▶ EXERCISE AIM: Repeat the entire listing exactly. Omit all pictures.

▶ DATA FOR THIS TASK:
+ + + + + + +
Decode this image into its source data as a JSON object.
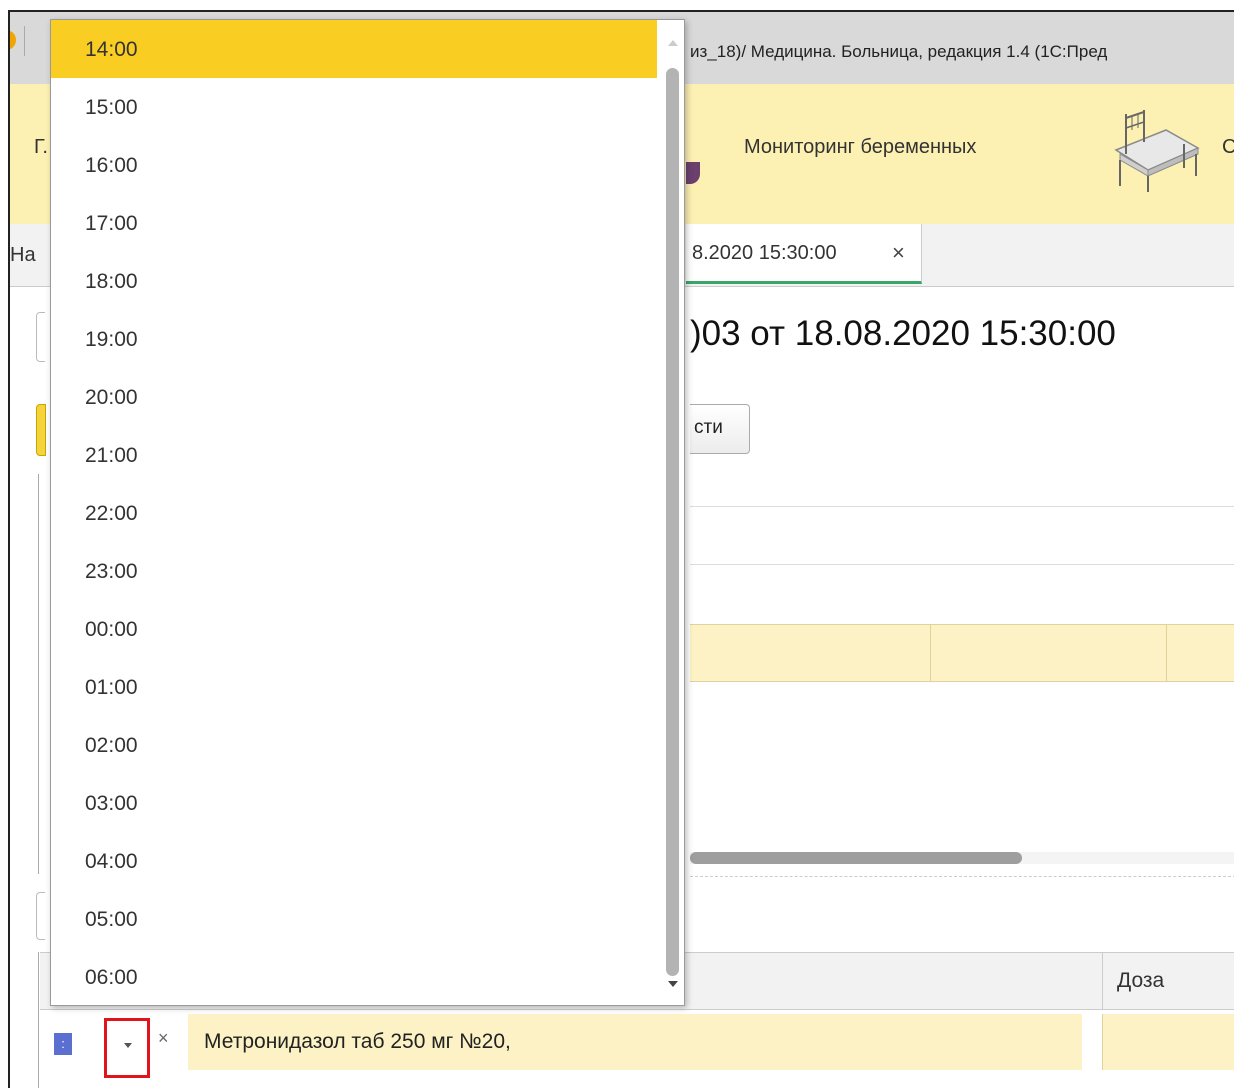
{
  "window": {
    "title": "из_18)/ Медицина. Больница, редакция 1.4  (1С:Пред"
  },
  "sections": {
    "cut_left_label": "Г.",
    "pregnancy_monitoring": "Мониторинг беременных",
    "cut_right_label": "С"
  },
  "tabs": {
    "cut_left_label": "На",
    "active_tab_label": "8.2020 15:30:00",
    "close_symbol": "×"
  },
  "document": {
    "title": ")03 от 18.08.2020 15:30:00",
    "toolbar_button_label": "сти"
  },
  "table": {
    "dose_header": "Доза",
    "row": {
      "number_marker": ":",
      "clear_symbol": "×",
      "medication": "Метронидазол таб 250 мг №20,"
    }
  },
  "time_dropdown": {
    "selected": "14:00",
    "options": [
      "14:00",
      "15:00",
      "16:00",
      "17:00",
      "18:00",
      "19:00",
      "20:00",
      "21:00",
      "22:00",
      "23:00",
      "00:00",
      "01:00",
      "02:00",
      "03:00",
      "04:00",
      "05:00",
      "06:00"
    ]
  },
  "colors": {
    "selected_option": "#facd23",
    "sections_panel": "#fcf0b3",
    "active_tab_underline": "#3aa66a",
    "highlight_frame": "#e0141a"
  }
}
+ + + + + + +
▶ RESPONSE:
Decode this image into its source data as a JSON object.
{
  "window": {
    "title": "из_18)/ Медицина. Больница, редакция 1.4  (1С:Пред"
  },
  "sections": {
    "cut_left_label": "Г.",
    "pregnancy_monitoring": "Мониторинг беременных",
    "cut_right_label": "С"
  },
  "tabs": {
    "cut_left_label": "На",
    "active_tab_label": "8.2020 15:30:00",
    "close_symbol": "×"
  },
  "document": {
    "title": ")03 от 18.08.2020 15:30:00",
    "toolbar_button_label": "сти"
  },
  "table": {
    "dose_header": "Доза",
    "row": {
      "number_marker": ":",
      "clear_symbol": "×",
      "medication": "Метронидазол таб 250 мг №20,"
    }
  },
  "time_dropdown": {
    "selected": "14:00",
    "options": [
      "14:00",
      "15:00",
      "16:00",
      "17:00",
      "18:00",
      "19:00",
      "20:00",
      "21:00",
      "22:00",
      "23:00",
      "00:00",
      "01:00",
      "02:00",
      "03:00",
      "04:00",
      "05:00",
      "06:00"
    ]
  },
  "colors": {
    "selected_option": "#facd23",
    "sections_panel": "#fcf0b3",
    "active_tab_underline": "#3aa66a",
    "highlight_frame": "#e0141a"
  }
}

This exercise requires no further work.